Copy nothing but the lines below, from the one with "Serialize everything readable" through the one with "Give me the", exactly as written; no pictures should appear.

%%

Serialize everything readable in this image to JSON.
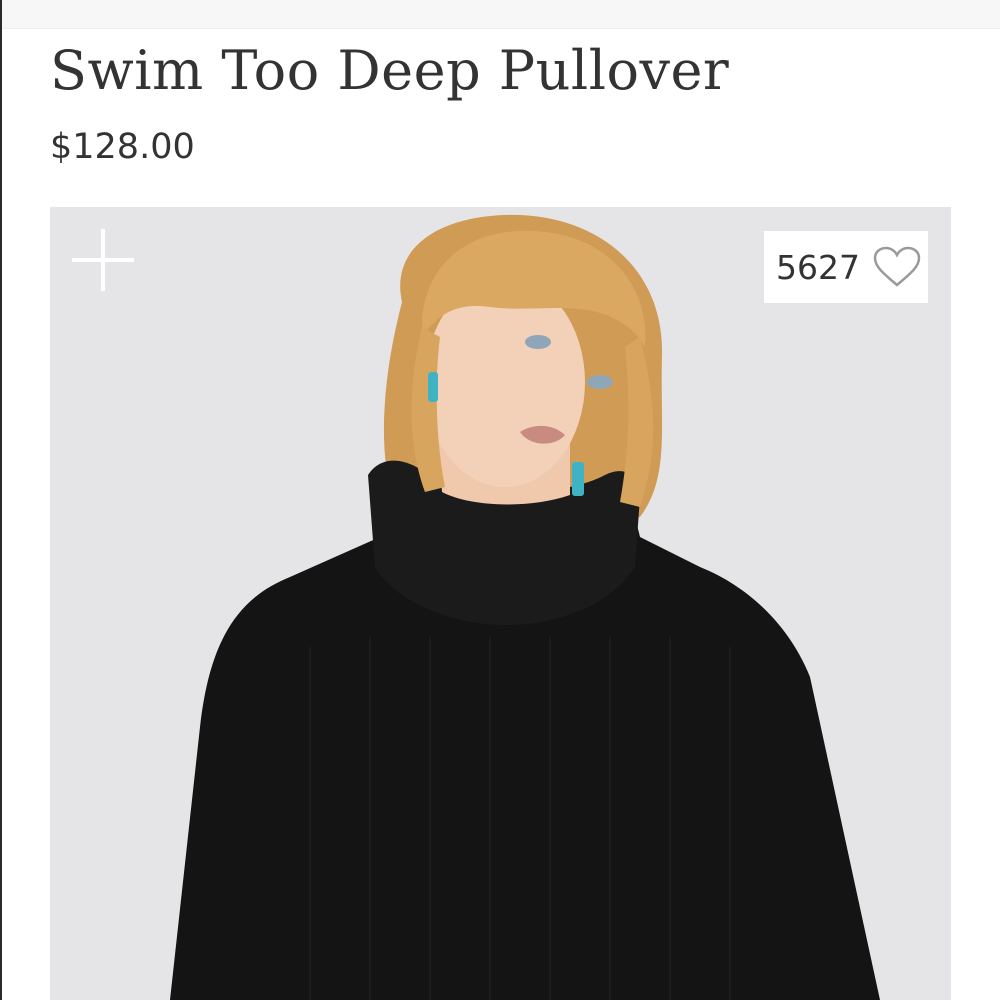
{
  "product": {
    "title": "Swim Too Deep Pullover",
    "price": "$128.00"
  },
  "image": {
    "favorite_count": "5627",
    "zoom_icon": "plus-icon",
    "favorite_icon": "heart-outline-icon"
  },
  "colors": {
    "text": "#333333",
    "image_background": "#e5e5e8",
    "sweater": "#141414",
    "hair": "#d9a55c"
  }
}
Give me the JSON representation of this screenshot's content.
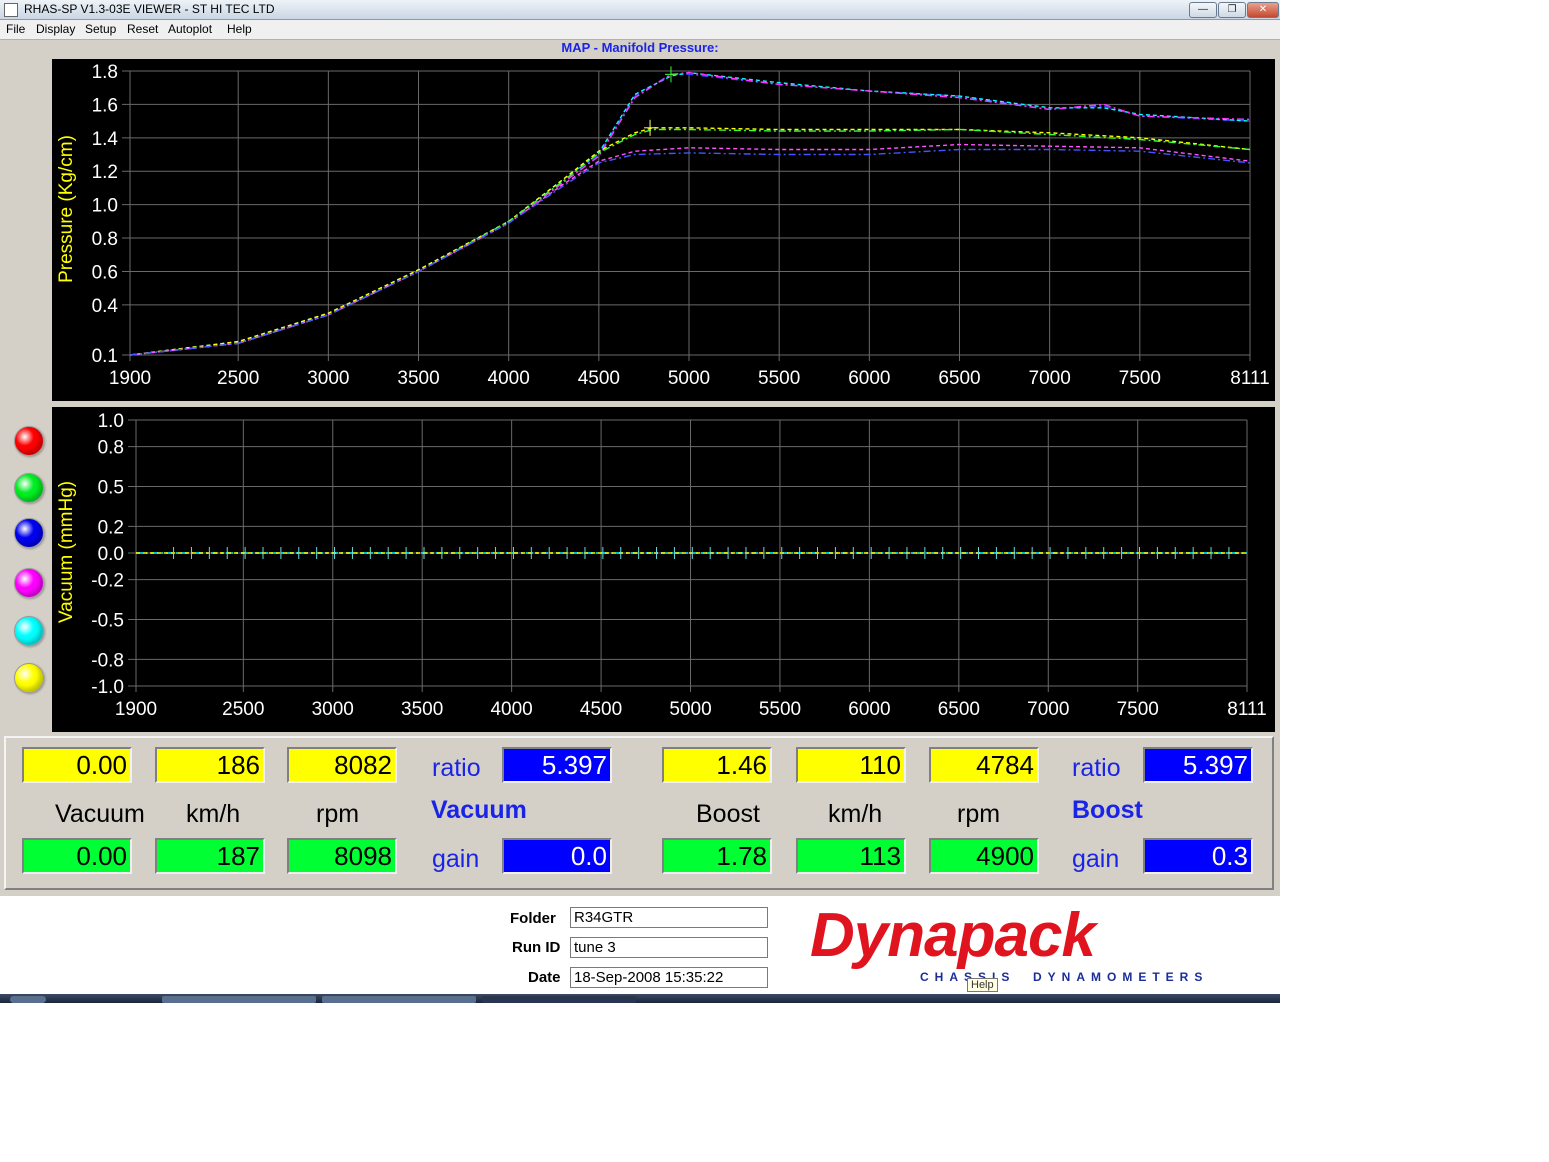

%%
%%

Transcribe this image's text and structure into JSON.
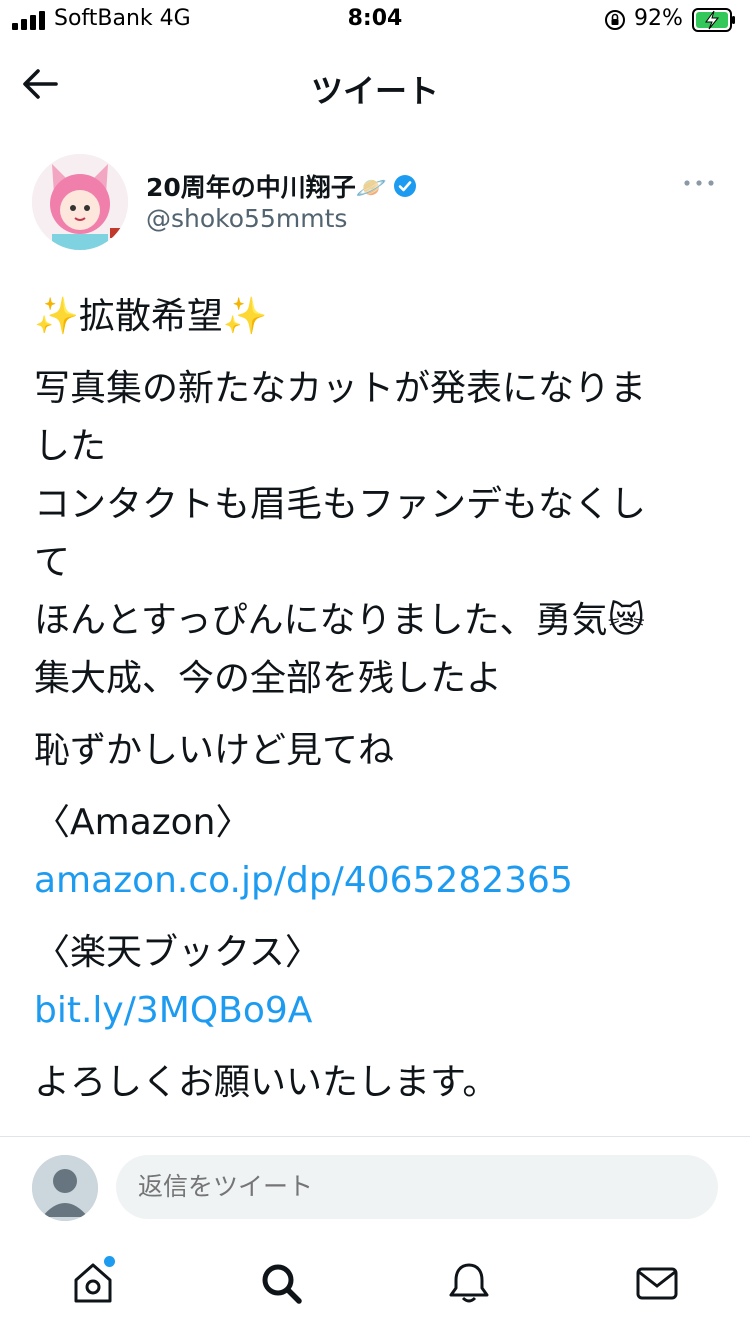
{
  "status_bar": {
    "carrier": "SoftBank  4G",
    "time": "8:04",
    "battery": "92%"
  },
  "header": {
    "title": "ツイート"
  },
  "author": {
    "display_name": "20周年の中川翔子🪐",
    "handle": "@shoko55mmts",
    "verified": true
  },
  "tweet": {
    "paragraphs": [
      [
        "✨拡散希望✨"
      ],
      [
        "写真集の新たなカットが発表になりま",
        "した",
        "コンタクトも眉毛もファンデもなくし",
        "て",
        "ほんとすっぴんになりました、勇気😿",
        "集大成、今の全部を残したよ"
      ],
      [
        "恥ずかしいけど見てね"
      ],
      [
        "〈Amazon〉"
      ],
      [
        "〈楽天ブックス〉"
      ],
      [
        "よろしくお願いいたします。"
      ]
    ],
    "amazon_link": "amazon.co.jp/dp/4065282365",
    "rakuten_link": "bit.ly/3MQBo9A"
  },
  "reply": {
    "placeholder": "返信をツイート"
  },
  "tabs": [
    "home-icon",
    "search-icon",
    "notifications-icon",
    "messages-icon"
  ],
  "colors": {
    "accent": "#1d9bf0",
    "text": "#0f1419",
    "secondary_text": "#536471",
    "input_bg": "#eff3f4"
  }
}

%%

▶ _Response to this task_
Serialize everything readable in this image to JSON.
{
  "product": {
    "title": "Swim Too Deep Pullover",
    "price": "$128.00"
  },
  "image": {
    "favorite_count": "5627",
    "zoom_icon": "plus-icon",
    "favorite_icon": "heart-outline-icon"
  },
  "colors": {
    "text": "#333333",
    "image_background": "#e5e5e8",
    "sweater": "#141414",
    "hair": "#d9a55c"
  }
}
Give me the JSON representation of this screenshot's content.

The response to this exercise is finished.